* Exercise details *
From the entries, return every line where the string "John" shows up.

Material for this exercise section start

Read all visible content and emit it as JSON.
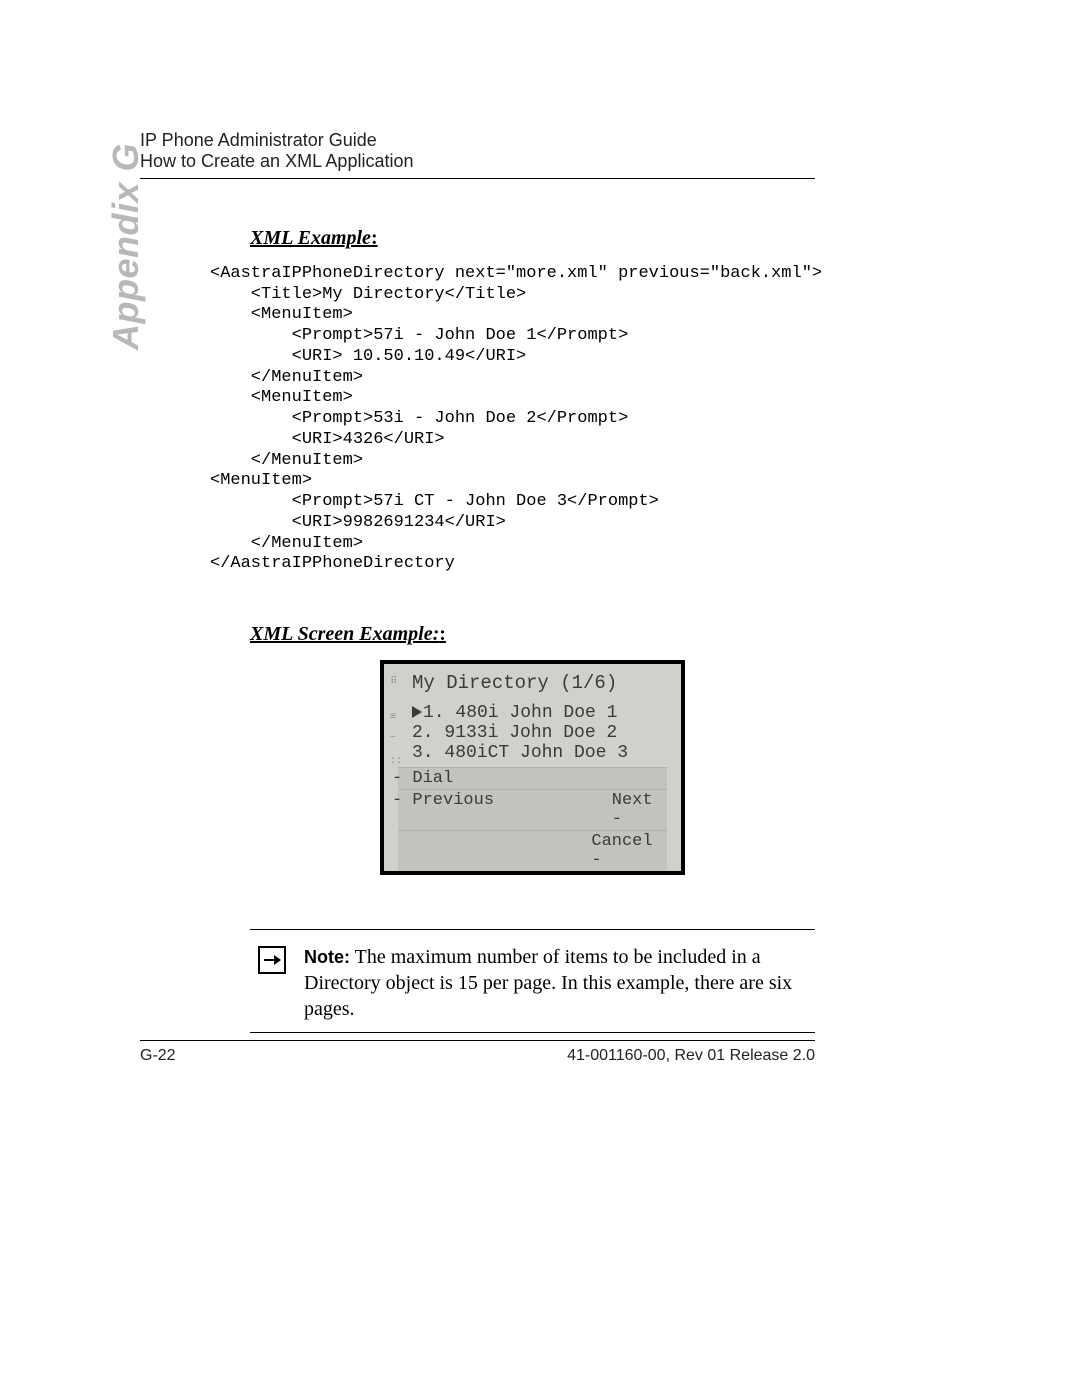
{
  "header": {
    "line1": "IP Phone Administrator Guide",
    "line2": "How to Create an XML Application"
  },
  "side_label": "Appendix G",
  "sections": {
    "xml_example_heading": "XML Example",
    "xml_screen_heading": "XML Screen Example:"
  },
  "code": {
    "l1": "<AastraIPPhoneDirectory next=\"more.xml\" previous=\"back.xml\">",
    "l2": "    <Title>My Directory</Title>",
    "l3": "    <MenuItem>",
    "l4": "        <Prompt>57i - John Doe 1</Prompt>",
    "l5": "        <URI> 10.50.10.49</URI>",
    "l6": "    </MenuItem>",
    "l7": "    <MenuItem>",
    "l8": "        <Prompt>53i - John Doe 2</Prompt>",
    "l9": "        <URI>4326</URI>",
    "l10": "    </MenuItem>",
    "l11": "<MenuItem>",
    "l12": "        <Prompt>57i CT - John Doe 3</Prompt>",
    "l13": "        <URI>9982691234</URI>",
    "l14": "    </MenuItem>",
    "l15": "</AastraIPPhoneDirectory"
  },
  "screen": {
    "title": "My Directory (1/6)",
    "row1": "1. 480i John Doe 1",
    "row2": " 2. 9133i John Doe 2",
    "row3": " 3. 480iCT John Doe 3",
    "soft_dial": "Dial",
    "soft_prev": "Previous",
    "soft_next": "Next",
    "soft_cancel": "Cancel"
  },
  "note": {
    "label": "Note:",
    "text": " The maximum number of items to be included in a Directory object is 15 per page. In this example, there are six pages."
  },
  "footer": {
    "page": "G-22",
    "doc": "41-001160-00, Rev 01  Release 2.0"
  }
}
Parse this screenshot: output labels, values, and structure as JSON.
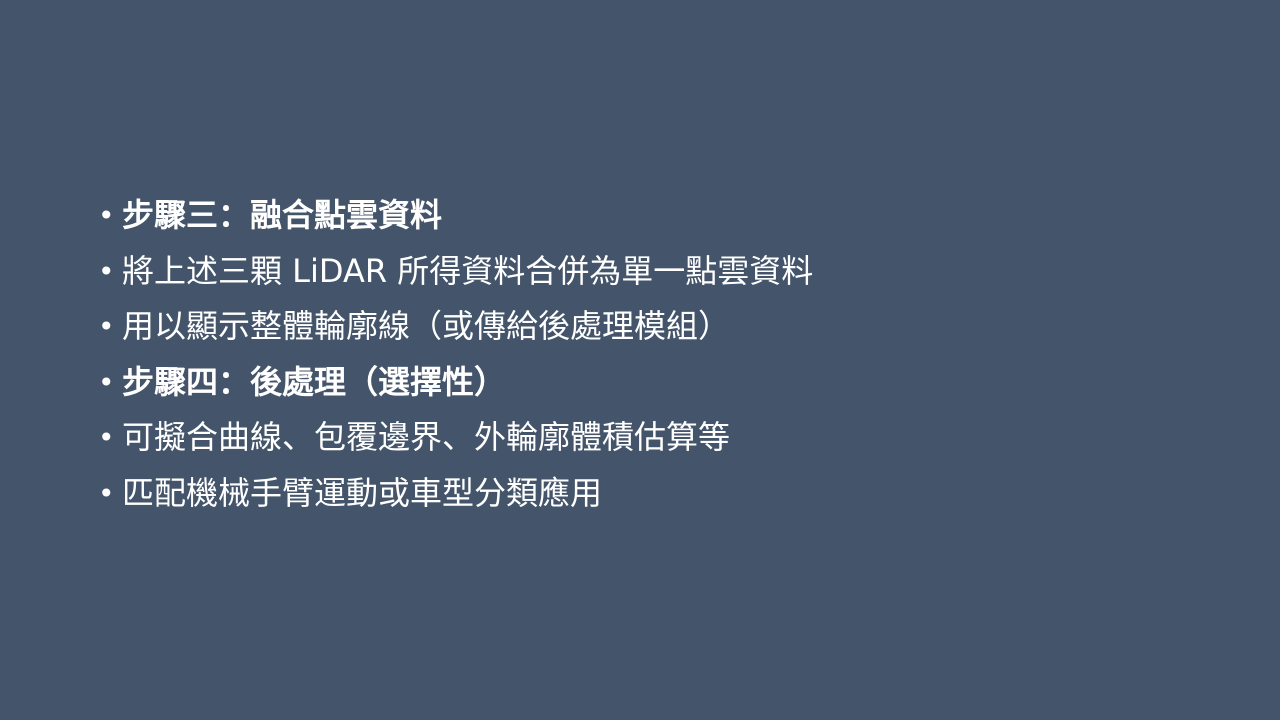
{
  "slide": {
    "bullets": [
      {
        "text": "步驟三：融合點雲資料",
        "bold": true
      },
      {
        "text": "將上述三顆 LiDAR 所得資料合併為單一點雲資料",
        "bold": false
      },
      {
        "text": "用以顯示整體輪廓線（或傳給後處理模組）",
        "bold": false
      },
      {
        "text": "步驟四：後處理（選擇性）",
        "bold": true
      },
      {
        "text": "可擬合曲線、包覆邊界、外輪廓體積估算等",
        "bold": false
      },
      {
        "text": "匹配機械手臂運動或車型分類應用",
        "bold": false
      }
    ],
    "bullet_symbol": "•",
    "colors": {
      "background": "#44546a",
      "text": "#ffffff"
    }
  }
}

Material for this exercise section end
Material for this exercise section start

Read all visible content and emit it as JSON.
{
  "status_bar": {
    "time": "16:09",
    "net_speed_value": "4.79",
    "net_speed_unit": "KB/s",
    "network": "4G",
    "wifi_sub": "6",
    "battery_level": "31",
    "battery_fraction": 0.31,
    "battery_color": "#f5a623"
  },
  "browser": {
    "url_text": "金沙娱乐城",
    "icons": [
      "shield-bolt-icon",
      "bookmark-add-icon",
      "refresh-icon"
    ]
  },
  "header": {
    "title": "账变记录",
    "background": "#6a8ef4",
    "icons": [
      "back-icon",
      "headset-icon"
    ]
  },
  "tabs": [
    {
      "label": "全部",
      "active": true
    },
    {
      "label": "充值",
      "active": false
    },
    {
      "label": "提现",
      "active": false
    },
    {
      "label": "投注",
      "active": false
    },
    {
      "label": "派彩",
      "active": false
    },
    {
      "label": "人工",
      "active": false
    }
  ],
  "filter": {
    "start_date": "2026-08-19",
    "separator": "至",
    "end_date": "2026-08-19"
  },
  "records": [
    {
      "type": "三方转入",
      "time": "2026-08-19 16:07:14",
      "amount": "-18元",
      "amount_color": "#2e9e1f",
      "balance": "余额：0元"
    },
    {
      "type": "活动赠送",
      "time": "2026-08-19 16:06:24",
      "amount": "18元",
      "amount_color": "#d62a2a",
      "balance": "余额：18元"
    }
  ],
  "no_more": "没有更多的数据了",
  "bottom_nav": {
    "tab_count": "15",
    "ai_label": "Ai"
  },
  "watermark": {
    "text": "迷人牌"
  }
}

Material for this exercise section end

* Task result *
    "l4": "        <Prompt>57i - John Doe 1</Prompt>",
    "l8": "        <Prompt>53i - John Doe 2</Prompt>",
    "l12": "        <Prompt>57i CT - John Doe 3</Prompt>",
    "row1": "1. 480i John Doe 1",
    "row2": " 2. 9133i John Doe 2",
    "row3": " 3. 480iCT John Doe 3",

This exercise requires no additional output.